- _Given data_:
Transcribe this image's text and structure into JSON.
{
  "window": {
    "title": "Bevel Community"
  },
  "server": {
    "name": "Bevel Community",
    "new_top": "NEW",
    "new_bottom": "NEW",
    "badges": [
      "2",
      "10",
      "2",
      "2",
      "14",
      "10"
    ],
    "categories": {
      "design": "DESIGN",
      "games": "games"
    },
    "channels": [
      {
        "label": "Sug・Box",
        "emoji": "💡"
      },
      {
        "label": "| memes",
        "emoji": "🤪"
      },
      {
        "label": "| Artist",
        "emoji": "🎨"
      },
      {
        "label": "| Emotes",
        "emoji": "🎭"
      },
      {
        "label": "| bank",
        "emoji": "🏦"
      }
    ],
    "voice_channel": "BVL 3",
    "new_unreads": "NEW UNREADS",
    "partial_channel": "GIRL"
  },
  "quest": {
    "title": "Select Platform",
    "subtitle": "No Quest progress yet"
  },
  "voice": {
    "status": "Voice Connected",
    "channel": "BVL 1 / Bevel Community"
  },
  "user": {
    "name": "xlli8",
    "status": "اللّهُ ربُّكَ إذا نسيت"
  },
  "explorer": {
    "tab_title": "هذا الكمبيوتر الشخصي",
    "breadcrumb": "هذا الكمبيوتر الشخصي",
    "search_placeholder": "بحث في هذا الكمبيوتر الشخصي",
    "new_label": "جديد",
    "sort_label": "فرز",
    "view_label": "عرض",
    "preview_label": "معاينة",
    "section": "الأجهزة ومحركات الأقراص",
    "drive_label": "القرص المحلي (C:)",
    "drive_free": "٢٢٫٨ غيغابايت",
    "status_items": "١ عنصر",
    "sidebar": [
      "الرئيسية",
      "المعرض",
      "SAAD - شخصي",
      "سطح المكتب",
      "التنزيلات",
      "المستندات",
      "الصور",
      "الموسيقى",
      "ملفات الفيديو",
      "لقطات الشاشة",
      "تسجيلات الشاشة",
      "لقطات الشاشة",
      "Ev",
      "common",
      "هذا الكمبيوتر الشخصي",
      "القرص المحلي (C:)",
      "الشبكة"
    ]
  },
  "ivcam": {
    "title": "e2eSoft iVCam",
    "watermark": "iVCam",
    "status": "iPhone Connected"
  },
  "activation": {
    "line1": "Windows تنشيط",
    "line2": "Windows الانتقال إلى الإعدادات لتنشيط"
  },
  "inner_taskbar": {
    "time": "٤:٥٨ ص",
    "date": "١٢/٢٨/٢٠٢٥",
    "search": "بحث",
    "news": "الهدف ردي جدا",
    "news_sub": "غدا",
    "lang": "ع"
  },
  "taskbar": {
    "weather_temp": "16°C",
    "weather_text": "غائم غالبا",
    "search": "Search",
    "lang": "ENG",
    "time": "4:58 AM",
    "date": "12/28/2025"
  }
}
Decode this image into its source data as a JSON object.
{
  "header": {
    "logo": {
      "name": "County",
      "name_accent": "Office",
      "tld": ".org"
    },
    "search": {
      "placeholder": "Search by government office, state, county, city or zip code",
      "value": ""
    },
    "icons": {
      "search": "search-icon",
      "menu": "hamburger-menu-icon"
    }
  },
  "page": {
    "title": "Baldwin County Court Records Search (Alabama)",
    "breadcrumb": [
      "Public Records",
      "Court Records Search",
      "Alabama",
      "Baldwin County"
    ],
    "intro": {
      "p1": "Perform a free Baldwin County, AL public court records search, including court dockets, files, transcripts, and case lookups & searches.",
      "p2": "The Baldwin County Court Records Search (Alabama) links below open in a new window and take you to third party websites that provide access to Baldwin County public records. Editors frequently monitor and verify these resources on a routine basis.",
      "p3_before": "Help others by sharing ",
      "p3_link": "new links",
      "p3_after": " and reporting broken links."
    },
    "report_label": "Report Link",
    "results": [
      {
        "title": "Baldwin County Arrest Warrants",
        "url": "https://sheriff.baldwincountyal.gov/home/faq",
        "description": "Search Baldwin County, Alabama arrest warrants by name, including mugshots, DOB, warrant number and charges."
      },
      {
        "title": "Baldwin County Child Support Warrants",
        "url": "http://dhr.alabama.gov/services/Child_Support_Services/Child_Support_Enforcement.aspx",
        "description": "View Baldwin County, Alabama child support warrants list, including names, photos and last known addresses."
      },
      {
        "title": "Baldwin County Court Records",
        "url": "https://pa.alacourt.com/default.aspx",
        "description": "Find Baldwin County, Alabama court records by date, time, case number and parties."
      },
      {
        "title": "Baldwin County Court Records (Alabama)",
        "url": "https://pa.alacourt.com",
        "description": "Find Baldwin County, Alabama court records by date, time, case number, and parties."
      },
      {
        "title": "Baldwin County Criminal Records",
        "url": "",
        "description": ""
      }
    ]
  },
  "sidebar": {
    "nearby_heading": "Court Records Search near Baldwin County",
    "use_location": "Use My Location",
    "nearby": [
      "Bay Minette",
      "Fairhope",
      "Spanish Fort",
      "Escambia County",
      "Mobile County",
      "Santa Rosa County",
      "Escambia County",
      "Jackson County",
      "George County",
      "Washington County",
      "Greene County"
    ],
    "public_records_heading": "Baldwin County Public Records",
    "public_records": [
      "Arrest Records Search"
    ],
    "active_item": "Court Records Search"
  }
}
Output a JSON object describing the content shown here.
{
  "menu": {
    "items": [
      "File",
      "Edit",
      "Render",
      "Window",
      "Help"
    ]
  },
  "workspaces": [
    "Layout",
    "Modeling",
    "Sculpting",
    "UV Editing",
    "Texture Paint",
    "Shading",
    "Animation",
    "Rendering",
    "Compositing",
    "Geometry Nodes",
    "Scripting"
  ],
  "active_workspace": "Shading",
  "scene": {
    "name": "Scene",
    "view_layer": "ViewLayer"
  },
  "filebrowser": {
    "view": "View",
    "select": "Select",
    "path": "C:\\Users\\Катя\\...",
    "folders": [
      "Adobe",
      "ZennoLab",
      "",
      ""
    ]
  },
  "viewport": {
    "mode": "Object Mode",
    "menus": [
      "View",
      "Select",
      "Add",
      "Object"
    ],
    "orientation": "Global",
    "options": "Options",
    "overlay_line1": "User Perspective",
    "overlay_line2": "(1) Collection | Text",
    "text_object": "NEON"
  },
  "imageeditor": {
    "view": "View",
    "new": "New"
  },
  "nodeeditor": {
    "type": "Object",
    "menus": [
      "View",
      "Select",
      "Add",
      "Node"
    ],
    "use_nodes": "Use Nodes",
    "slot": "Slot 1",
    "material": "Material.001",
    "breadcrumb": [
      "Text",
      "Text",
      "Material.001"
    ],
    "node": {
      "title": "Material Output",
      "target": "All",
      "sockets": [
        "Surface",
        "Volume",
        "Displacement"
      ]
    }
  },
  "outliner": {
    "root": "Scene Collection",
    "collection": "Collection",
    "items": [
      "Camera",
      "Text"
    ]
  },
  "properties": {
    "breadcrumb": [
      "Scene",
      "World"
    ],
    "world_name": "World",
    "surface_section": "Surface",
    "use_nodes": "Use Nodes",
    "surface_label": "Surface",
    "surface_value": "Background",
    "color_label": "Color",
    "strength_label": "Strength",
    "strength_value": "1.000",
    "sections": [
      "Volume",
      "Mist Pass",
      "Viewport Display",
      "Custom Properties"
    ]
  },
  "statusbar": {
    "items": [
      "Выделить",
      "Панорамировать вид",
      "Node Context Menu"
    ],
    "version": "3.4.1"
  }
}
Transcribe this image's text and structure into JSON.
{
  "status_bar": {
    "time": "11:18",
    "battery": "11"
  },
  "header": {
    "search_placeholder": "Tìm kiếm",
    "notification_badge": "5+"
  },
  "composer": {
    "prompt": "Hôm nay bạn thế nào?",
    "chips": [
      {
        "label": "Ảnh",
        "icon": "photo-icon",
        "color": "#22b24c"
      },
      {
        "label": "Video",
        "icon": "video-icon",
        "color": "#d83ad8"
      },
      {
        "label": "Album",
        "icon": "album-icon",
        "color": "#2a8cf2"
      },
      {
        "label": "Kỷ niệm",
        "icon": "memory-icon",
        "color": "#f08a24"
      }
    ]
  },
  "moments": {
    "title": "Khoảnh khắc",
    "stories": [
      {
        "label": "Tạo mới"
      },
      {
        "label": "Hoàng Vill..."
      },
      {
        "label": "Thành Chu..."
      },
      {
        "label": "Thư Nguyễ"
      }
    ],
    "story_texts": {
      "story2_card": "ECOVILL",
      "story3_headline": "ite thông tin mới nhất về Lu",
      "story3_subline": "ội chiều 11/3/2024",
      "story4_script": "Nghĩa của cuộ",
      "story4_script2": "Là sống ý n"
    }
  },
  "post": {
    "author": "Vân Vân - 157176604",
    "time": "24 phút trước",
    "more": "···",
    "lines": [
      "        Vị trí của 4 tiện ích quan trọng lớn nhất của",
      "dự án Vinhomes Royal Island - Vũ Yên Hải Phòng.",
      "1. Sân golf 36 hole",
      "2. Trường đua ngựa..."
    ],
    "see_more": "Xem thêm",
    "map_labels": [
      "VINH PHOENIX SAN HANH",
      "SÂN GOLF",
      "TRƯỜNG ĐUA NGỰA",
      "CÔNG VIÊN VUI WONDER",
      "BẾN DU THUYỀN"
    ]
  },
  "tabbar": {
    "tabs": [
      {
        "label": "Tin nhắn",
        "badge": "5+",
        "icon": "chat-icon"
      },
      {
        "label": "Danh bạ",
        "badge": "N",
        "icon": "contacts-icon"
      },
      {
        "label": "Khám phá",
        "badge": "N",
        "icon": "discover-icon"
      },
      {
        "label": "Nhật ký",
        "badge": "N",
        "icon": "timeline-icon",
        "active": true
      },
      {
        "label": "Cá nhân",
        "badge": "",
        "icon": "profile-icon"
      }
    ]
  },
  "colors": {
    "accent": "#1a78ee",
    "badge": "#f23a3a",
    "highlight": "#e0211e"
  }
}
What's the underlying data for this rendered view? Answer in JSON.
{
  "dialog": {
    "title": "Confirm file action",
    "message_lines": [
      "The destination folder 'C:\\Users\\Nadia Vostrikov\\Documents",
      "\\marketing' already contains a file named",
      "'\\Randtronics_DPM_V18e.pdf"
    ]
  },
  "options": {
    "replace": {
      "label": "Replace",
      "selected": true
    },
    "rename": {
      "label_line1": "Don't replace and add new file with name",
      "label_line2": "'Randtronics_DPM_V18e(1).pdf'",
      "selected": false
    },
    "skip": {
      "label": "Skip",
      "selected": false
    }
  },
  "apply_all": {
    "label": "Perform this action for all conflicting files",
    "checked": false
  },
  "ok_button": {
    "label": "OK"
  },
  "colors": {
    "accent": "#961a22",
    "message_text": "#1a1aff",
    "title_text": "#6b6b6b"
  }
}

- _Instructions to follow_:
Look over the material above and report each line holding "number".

- _Result of the exercise_:
        "description": "Search Baldwin County, Alabama arrest warrants by name, including mugshots, DOB, warrant number and charges."
        "description": "Find Baldwin County, Alabama court records by date, time, case number and parties."
        "description": "Find Baldwin County, Alabama court records by date, time, case number, and parties."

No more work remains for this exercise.